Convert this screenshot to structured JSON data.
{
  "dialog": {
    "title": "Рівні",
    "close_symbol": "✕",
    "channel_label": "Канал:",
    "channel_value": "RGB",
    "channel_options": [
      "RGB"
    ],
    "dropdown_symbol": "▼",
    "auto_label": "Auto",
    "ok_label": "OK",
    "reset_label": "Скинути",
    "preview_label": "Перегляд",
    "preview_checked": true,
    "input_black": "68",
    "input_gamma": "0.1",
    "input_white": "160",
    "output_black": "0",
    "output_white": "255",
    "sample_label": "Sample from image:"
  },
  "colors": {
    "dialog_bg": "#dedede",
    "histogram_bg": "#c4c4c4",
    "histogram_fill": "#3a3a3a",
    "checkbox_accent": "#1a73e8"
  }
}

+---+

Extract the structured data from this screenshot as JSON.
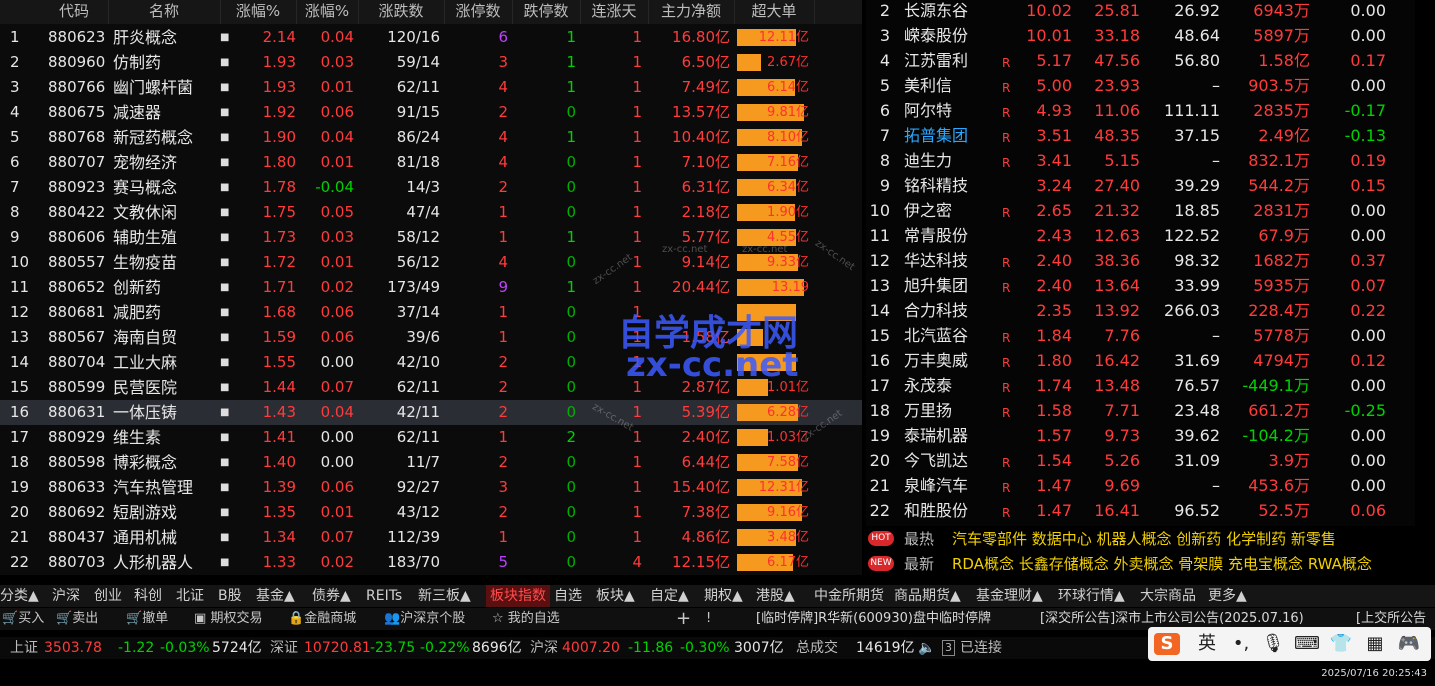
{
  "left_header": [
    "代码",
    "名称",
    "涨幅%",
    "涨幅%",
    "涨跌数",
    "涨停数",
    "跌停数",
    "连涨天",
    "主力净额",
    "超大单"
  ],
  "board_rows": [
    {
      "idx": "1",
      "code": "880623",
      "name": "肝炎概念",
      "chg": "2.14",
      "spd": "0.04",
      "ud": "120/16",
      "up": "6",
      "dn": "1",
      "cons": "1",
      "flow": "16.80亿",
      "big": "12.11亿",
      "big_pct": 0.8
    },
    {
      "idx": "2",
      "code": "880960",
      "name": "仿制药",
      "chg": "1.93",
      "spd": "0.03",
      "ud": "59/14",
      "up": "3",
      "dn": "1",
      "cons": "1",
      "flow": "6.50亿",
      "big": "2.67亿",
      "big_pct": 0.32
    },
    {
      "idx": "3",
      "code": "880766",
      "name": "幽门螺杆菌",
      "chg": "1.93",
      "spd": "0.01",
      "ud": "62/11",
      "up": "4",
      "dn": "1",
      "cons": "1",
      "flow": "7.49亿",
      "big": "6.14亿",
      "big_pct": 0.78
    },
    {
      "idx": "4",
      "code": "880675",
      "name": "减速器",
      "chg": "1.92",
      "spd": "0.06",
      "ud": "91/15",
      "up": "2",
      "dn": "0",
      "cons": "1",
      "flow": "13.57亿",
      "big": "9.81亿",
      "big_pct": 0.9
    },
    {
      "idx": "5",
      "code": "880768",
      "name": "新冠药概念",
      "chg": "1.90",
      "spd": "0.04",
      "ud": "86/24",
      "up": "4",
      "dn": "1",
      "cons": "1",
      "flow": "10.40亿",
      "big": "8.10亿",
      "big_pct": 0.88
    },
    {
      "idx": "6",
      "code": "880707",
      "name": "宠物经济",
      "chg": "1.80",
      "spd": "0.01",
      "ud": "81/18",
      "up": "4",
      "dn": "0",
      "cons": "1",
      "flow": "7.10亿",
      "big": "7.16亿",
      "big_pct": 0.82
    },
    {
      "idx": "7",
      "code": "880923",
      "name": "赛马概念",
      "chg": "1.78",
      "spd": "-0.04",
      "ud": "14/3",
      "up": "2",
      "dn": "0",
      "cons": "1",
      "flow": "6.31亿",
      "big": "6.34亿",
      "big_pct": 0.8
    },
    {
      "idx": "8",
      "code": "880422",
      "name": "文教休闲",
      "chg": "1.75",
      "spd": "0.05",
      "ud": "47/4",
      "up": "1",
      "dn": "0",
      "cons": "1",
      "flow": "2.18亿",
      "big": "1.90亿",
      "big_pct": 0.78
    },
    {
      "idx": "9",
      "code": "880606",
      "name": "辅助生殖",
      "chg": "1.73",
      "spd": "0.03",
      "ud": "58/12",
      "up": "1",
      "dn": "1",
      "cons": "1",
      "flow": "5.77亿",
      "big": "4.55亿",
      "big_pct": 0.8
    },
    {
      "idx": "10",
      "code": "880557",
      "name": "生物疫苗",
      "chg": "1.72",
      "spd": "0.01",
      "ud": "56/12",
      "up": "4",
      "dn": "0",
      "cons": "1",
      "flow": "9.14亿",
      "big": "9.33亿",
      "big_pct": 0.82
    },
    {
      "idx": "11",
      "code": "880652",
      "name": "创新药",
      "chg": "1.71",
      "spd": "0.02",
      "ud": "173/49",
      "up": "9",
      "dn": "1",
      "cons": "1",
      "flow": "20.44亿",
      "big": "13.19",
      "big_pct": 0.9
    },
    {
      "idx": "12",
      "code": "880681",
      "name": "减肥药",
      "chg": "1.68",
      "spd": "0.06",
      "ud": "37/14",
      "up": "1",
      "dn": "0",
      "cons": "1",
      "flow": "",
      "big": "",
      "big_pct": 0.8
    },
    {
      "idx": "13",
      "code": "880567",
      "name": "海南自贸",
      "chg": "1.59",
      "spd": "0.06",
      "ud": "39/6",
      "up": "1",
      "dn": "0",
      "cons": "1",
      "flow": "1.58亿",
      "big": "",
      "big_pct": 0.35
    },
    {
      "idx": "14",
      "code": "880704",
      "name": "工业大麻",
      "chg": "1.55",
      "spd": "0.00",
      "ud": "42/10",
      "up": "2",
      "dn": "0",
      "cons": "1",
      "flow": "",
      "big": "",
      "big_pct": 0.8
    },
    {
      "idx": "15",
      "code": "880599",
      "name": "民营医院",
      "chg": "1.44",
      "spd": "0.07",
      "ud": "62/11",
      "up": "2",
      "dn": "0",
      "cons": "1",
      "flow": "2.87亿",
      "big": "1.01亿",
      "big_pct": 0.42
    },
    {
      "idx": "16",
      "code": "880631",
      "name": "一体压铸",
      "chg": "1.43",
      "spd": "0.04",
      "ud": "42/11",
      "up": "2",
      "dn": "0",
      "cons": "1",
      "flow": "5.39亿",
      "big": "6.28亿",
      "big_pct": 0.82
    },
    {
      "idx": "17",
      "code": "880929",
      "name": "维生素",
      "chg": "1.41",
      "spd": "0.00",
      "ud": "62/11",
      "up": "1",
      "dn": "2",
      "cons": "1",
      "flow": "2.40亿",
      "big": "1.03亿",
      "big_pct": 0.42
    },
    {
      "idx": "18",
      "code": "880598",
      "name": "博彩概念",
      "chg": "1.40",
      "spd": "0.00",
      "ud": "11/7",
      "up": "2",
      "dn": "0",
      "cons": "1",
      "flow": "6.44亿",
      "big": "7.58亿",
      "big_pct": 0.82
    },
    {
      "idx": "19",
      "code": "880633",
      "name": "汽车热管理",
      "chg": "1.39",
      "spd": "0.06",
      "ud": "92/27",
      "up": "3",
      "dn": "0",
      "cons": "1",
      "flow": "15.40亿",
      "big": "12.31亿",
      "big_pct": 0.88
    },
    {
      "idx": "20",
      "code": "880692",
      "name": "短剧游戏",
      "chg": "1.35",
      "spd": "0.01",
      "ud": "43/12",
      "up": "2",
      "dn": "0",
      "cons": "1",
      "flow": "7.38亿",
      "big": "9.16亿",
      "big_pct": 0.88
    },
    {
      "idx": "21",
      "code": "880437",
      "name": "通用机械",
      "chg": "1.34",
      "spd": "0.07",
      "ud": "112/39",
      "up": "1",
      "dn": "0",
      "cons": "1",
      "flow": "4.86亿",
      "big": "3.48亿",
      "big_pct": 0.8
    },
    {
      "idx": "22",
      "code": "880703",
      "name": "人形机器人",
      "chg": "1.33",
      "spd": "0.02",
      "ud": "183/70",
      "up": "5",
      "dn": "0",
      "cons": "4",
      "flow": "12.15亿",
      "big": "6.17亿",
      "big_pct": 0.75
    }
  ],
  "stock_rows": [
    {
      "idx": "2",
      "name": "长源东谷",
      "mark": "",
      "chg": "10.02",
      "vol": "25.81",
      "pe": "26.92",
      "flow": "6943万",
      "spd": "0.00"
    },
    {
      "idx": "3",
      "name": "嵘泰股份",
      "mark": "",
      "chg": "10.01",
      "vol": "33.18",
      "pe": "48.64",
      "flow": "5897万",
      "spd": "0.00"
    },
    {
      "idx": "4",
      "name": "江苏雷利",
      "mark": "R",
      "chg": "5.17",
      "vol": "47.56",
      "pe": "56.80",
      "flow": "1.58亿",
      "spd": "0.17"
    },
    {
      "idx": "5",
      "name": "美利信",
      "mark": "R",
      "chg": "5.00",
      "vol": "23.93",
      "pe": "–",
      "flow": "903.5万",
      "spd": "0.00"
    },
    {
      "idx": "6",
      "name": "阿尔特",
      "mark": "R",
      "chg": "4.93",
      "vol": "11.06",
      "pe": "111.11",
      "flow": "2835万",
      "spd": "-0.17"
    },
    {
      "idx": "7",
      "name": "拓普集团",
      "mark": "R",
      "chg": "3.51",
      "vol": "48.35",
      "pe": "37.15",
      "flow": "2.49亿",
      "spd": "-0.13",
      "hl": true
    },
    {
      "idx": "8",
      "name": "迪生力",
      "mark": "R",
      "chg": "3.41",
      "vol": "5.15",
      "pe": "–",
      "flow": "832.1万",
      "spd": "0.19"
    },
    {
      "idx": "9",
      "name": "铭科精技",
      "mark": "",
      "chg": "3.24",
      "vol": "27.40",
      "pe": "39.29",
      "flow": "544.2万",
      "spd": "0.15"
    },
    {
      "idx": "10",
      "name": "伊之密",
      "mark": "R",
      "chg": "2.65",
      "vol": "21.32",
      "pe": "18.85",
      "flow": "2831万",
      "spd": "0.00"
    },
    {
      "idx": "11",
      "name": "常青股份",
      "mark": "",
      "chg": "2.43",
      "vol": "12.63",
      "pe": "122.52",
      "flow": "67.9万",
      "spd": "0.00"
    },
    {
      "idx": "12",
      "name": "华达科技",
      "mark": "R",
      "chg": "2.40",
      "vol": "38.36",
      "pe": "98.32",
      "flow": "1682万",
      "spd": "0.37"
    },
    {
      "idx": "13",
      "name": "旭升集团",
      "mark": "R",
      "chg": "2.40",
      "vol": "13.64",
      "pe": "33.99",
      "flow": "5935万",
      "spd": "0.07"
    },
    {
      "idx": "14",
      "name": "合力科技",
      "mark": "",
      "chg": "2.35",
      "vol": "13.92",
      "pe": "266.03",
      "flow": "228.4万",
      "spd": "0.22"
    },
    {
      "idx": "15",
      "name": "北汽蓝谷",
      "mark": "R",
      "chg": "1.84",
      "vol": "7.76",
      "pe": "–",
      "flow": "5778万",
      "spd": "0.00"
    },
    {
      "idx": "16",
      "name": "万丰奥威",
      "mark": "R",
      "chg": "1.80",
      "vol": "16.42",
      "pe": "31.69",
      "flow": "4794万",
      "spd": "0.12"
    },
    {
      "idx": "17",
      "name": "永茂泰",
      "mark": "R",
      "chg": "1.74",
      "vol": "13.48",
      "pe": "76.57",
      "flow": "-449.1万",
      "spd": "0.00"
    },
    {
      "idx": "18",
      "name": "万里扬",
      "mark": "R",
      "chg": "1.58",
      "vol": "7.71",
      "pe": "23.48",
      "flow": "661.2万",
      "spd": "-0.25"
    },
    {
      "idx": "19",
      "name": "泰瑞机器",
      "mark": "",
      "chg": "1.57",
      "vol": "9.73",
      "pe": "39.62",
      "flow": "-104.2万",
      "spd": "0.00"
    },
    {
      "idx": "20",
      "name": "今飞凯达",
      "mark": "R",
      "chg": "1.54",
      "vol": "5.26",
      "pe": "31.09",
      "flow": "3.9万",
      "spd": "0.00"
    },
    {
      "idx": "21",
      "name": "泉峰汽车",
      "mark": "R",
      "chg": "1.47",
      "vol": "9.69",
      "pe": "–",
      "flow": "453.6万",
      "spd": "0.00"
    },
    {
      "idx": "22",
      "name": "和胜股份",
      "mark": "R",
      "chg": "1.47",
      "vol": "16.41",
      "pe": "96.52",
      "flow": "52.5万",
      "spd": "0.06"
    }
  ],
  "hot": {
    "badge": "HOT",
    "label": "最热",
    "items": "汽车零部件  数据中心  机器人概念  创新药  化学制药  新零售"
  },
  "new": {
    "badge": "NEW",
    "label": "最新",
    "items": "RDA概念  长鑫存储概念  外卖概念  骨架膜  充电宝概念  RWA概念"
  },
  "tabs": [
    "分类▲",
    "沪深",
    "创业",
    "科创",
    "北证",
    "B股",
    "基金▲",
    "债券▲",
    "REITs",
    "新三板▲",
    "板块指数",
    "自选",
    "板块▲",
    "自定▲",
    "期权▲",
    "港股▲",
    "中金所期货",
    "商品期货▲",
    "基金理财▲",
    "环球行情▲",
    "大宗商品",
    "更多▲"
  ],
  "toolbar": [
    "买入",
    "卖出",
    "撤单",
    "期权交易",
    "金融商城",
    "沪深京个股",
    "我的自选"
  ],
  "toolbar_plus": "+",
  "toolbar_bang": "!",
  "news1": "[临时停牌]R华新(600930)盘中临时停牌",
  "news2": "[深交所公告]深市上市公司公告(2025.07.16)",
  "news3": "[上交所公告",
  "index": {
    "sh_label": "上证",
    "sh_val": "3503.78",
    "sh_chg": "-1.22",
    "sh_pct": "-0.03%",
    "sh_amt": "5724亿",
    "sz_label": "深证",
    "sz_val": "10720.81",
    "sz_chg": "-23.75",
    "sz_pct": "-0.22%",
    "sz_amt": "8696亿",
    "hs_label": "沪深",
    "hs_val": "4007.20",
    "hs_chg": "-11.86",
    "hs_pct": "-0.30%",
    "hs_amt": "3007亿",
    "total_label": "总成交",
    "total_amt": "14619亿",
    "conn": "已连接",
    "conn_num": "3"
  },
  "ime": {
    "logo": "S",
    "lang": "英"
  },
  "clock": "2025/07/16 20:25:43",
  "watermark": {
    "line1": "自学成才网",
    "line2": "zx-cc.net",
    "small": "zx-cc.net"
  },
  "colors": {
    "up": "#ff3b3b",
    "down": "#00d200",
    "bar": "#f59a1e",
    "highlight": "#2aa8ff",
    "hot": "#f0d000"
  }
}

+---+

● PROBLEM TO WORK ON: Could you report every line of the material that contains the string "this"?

● ANSWER BELOW:
Convert this screenshot to structured JSON data.
Extract the structured data from this screenshot as JSON.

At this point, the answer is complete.